  16. A[rthur] H. Ferris, “Lord Howe and Norfolk,” Australasian Record, July 30, 1917, 3-4.

  17. “For some time our church…” Australasian Record, September 23, 1918, 8.

  18. [Jessie] Ferris, “Lord Howe Island,” Australasian Record, June 28, 1920, 4.

  19. “Lord Howe Island Mission,” Seventh-day Adventist Yearbook (Washington, D.C.: Review and Herald Publishing Association, 1934), 72.

  20. A[rthur] H. Ferris, ”Lord Howe Island,” Australasian Record, September 29, 1924, 8.

  21. Jessie Ferris, “A Unique Camp Meeting,” Australasian Record, May 16, 1932, 3; R[obert] Hare, “Camp Meeting on Lord Howe Island,” Australasian Record, June 12, 1933, 2.

  22. E.g., “Lord Howe Island Mission,” Seventh-day Adventist Yearbook (Washington, D.C.: Review and Herald Publishing Association, 1935), 73.

  23. “Lord Howe Island,” Australasian Record, July 12, 1943, 3.

  24. “Greater Sydney Conference,” Seventh-day Adventist Yearbook (Washington, D.C.: Review and Herald Publishing Association, 1949), 81.

  25. Adrian Raethel, Secretary Greater Sydney Conference, email message to author, August 15, 2018; “About Lord Howe Island,” accessed January 11, 2019, https://www.lordhowe.com.au/lord-howe-island/about-lord-howe-island/

×

Hook, Milton. "Lord Howe Island." Encyclopedia of Seventh-day Adventists. January 29, 2020. Accessed August 04, 2022. https://encyclopedia.adventist.org/article?id=F7ZB.

Hook, Milton. "Lord Howe Island." Encyclopedia of Seventh-day Adventists. January 29, 2020. Date of access August 04, 2022, https://encyclopedia.adventist.org/article?id=F7ZB.

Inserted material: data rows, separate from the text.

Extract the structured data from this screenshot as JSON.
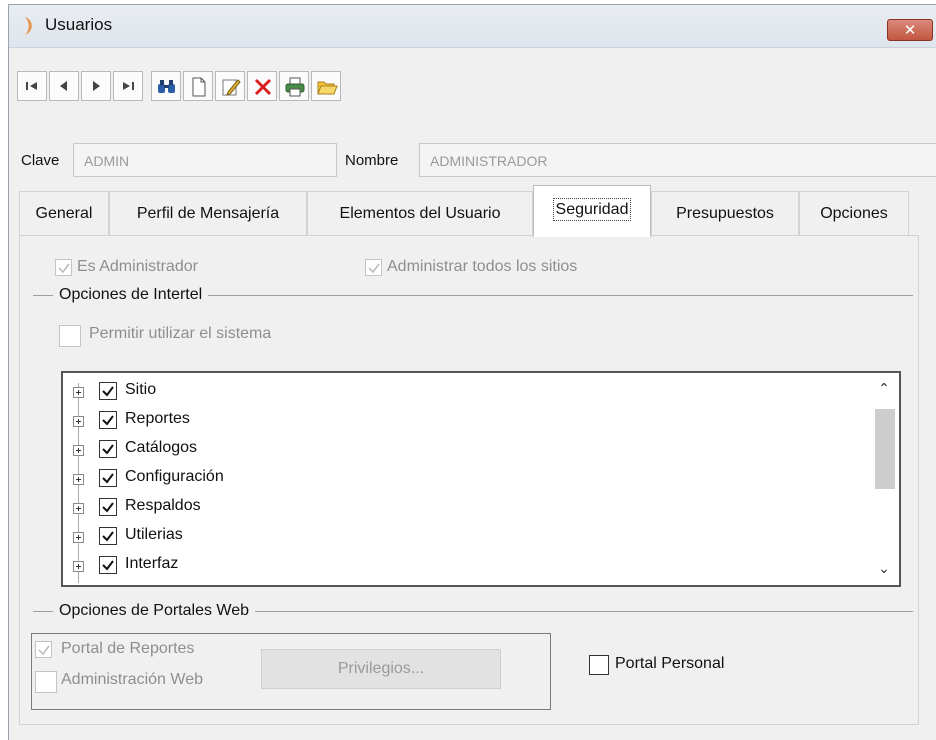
{
  "window": {
    "title": "Usuarios",
    "close_label": "✕"
  },
  "toolbar": {
    "buttons": [
      "first-record",
      "previous-record",
      "next-record",
      "last-record",
      "find",
      "new",
      "edit",
      "delete",
      "print",
      "open"
    ]
  },
  "form": {
    "clave_label": "Clave",
    "clave_value": "ADMIN",
    "nombre_label": "Nombre",
    "nombre_value": "ADMINISTRADOR"
  },
  "tabs": [
    {
      "label": "General"
    },
    {
      "label": "Perfil de Mensajería"
    },
    {
      "label": "Elementos del Usuario"
    },
    {
      "label": "Seguridad"
    },
    {
      "label": "Presupuestos"
    },
    {
      "label": "Opciones"
    }
  ],
  "active_tab": "Seguridad",
  "security": {
    "es_administrador": {
      "label": "Es Administrador",
      "checked": true,
      "enabled": false
    },
    "administrar_sitios": {
      "label": "Administrar todos los sitios",
      "checked": true,
      "enabled": false
    },
    "intertel_group": "Opciones de Intertel",
    "permitir_sistema": {
      "label": "Permitir utilizar el sistema",
      "checked": false,
      "enabled": false
    },
    "tree_items": [
      {
        "label": "Sitio",
        "checked": true
      },
      {
        "label": "Reportes",
        "checked": true
      },
      {
        "label": "Catálogos",
        "checked": true
      },
      {
        "label": "Configuración",
        "checked": true
      },
      {
        "label": "Respaldos",
        "checked": true
      },
      {
        "label": "Utilerias",
        "checked": true
      },
      {
        "label": "Interfaz",
        "checked": true
      }
    ],
    "portales_group": "Opciones de Portales Web",
    "portal_reportes": {
      "label": "Portal de Reportes",
      "checked": true,
      "enabled": false
    },
    "administracion_web": {
      "label": "Administración Web",
      "checked": false,
      "enabled": false
    },
    "privilegios_label": "Privilegios...",
    "portal_personal": {
      "label": "Portal Personal",
      "checked": false,
      "enabled": true
    }
  },
  "colors": {
    "window_bg": "#f0f0f0",
    "close_red": "#c35641",
    "disabled_text": "#8e8e8e"
  }
}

Hook, Milton (2020, January 29). Lord Howe Island. Encyclopedia of Seventh-day Adventists. Retrieved August 04, 2022, https://encyclopedia.adventist.org/article?id=F7ZB.